Sunday, 24 September 2017

some Grosmont finds

I haven't Blogged any bryophytes for ages I'm afraid, primarily because I didn't find much of interest over the summer despite fieldwork in N and Mid Wales.  Bea is now doing a drama class near Grosmont one day a week, and that gives me an hour or two in which to look for wildlife in the under-recorded hectad SO42, which is mostly in Herefordshire but includes 8 Monmouthshire tetrads.  Graig Syfyrddin, which rises to >400m, dominates the area and includes some Old Red Sandstone outcrops with species such as Seligeria recurvata and Tortula subulata, whilst the River Monnow meanders along the eastern edge.

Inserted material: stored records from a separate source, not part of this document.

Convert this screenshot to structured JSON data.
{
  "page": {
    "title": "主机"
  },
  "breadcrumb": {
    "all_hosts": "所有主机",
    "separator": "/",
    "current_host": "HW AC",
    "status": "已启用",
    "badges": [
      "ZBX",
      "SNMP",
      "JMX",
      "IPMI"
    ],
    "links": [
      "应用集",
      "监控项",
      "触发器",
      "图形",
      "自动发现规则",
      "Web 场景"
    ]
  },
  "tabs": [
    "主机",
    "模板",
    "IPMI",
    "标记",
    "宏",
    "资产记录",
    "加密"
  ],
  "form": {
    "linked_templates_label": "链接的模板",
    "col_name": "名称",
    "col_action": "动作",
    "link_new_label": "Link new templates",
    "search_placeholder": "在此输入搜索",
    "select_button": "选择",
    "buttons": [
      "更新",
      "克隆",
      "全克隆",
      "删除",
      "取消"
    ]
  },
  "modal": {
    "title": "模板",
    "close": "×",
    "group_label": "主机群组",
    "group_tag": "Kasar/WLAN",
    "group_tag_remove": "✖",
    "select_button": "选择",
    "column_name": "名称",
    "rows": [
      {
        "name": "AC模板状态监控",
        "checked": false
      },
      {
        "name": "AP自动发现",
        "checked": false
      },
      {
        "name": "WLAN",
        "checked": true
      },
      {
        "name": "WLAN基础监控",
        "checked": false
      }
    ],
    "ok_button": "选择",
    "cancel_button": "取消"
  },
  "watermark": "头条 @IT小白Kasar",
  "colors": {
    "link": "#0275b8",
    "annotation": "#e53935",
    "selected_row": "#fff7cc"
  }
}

First stop, last week, was a bend in the Monnow upstream of Kentchurch.  Old Red Sandstone outcrops held Plagiochila britannica, which is scarce on the county's sandstone, whilst steep soil associated with the outcrops (photo below) supported a tiny Fissidens that proved to be F. crispus (=F. limbatus).  The latter is the first county record for nearly 80 years, though I didn't photograph it in the field because it was getting dark.  Platygyrium repens was on a Crack Willow by the river.

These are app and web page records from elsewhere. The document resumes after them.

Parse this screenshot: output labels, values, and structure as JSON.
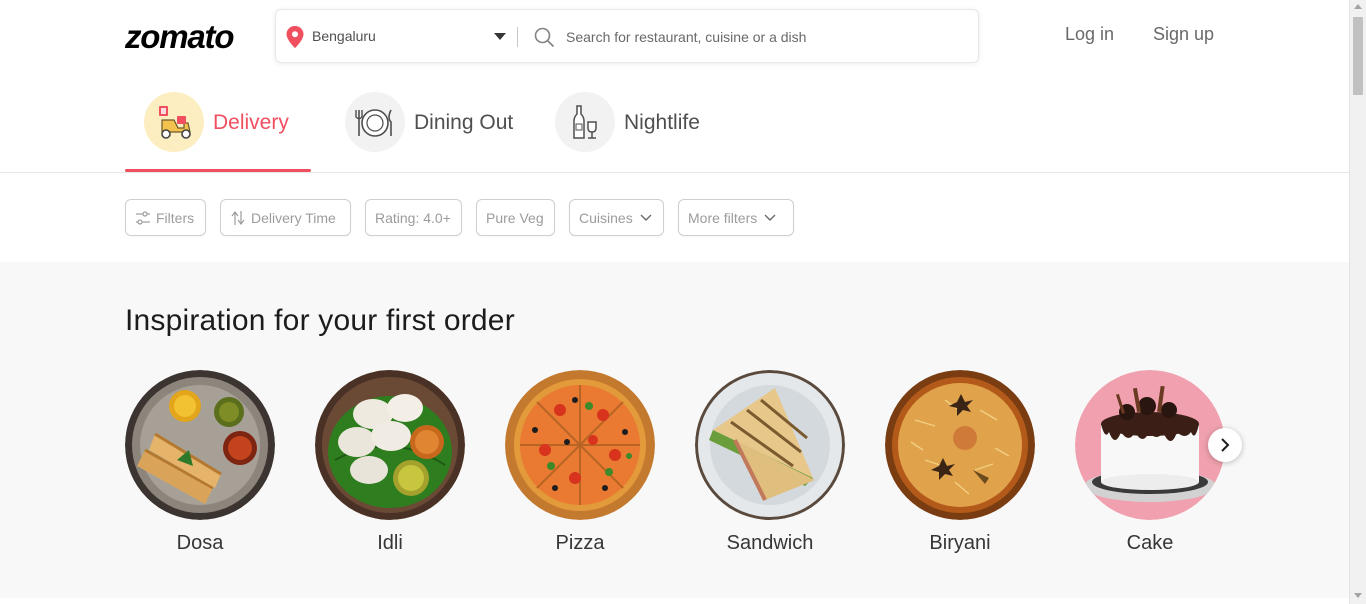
{
  "header": {
    "logo": "zomato",
    "location": "Bengaluru",
    "search_placeholder": "Search for restaurant, cuisine or a dish",
    "login": "Log in",
    "signup": "Sign up"
  },
  "tabs": [
    {
      "label": "Delivery",
      "icon": "delivery-scooter-icon",
      "active": true
    },
    {
      "label": "Dining Out",
      "icon": "dining-plate-icon",
      "active": false
    },
    {
      "label": "Nightlife",
      "icon": "nightlife-bottles-icon",
      "active": false
    }
  ],
  "filters": [
    {
      "label": "Filters",
      "icon": "sliders-icon"
    },
    {
      "label": "Delivery Time",
      "icon": "sort-arrows-icon"
    },
    {
      "label": "Rating: 4.0+"
    },
    {
      "label": "Pure Veg"
    },
    {
      "label": "Cuisines",
      "icon": "chevron-down-icon"
    },
    {
      "label": "More filters",
      "icon": "chevron-down-icon"
    }
  ],
  "inspiration": {
    "title": "Inspiration for your first order",
    "items": [
      {
        "label": "Dosa"
      },
      {
        "label": "Idli"
      },
      {
        "label": "Pizza"
      },
      {
        "label": "Sandwich"
      },
      {
        "label": "Biryani"
      },
      {
        "label": "Cake"
      }
    ],
    "next_icon": "chevron-right-icon"
  },
  "colors": {
    "accent": "#ef4f5f",
    "delivery_tab_bg": "#fceec0",
    "section_bg": "#f8f8f8"
  }
}
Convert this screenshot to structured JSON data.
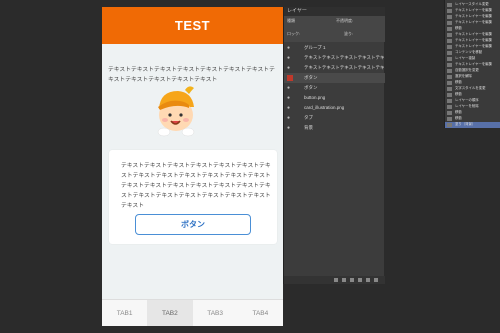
{
  "phone": {
    "title": "TEST",
    "intro_text": "テキストテキストテキストテキストテキストテキストテキストテキストテキストテキストテキストテキスト",
    "card_text": "テキストテキストテキストテキストテキストテキストテキストテキストテキストテキストテキストテキストテキストテキストテキストテキストテキストテキストテキストテキストテキストテキストテキストテキストテキストテキストテキスト",
    "button_label": "ボタン",
    "tabs": [
      {
        "label": "TAB1",
        "active": false
      },
      {
        "label": "TAB2",
        "active": true
      },
      {
        "label": "TAB3",
        "active": false
      },
      {
        "label": "TAB4",
        "active": false
      }
    ]
  },
  "layers_panel": {
    "title": "レイヤー",
    "filter_label": "種類",
    "opacity_label": "不透明度:",
    "fill_label": "塗り:",
    "lock_label": "ロック:",
    "layers": [
      {
        "name": "グループ 1"
      },
      {
        "name": "テキストテキストテキストテキストテキスト"
      },
      {
        "name": "テキストテキストテキストテキストテキスト"
      },
      {
        "name": "ボタン"
      },
      {
        "name": "ボタン"
      },
      {
        "name": "button.png"
      },
      {
        "name": "card_illustration.png"
      },
      {
        "name": "タブ"
      },
      {
        "name": "背景"
      }
    ]
  },
  "history_panel": {
    "items": [
      {
        "label": "レイヤースタイル変更"
      },
      {
        "label": "テキストレイヤーを編集"
      },
      {
        "label": "テキストレイヤーを編集"
      },
      {
        "label": "テキストレイヤーを編集"
      },
      {
        "label": "移動"
      },
      {
        "label": "テキストレイヤーを編集"
      },
      {
        "label": "テキストレイヤーを編集"
      },
      {
        "label": "テキストレイヤーを編集"
      },
      {
        "label": "コンテンツを移動"
      },
      {
        "label": "レイヤー複製"
      },
      {
        "label": "テキストレイヤーを編集"
      },
      {
        "label": "自動選択を変更"
      },
      {
        "label": "選択を解除"
      },
      {
        "label": "移動"
      },
      {
        "label": "文字スタイルを変更"
      },
      {
        "label": "移動"
      },
      {
        "label": "レイヤーの順序"
      },
      {
        "label": "レイヤーを削除"
      },
      {
        "label": "移動"
      },
      {
        "label": "移動"
      },
      {
        "label": "塗り（背景）"
      }
    ],
    "selected_index": 20
  },
  "colors": {
    "header": "#f06a05",
    "button_border": "#4a8fd6",
    "history_selected": "#5870a8"
  }
}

Today's expedition aimed to cover part of SO42G, which includes a large conifer plantation between 100 and 300m altitude and a long section of the River Monnow, but no footpaths in either area.  I followed the only path, along the southern edge of the tetrad, and managed to rack up 48 species.  A return visit to roadside habitats should produce a few more, but it won't be possible to do the area justice unless I can pluck up courage to knock on some doors.  Anyway, the track to Upper Graig passed some arable land with Riccia glauca and Marchantia polymorpha ruderalis, some woodland edge with epiphytes, and then an old quarry where Grimmia trichophylla and Polytrichum piliferum were on sandstone.  Highlight came at the far end of my walk: a massive old Ash at SO42132232 held 50cm2 of Leucodon sciuroides

The distribution of Leucodon in VC35 is intriguing.  There are several populations on the Old Red Sandstone of Ysgyryd Fawr and the Black Mountains, a couple at Dingestow on Fraxinus and an Asbestos roof, two on sandstone roof tiles (Dingestow and Penrhos churchs) and one on Fraxinus in the Wye Valley.  I suspect it's overlooked on roofs, but it is clearly mighty rare here.

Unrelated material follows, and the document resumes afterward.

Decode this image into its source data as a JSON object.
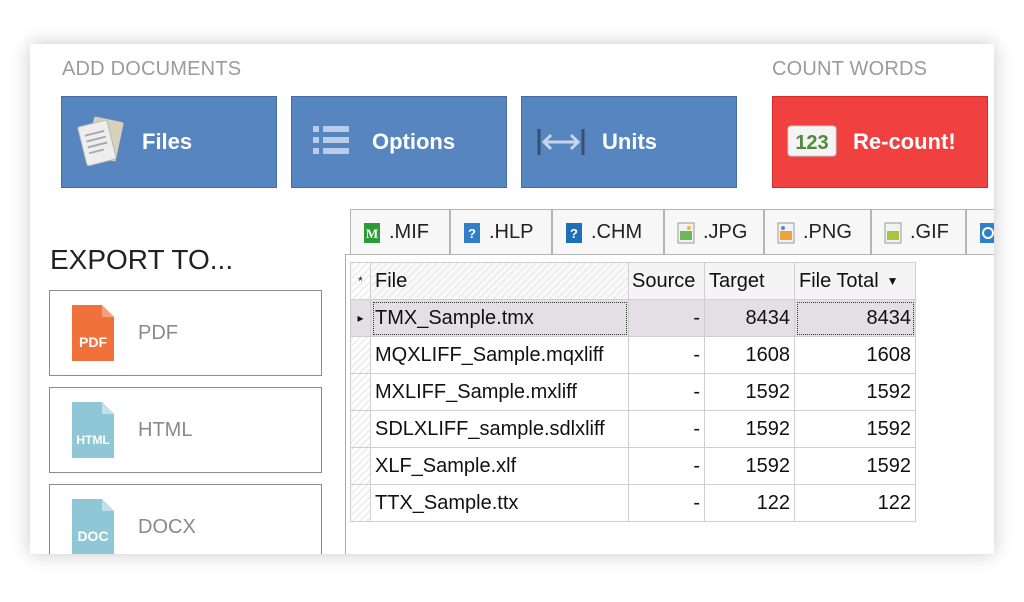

  1. I think I remember the Seligeria from years ago - was it on stones on woodland floor during a visit with Border Bryologists - I hadn't realised how high that hill was. I haven't seen Leucodon for quite a while. I remember finding some on an ash trunk above Crickhowell 10 or so years back - I happened to pass the site last spring but couldn't relocate the Leucodon.

  2. Platygyrium must be a good candidate for discovery in Glamorgan...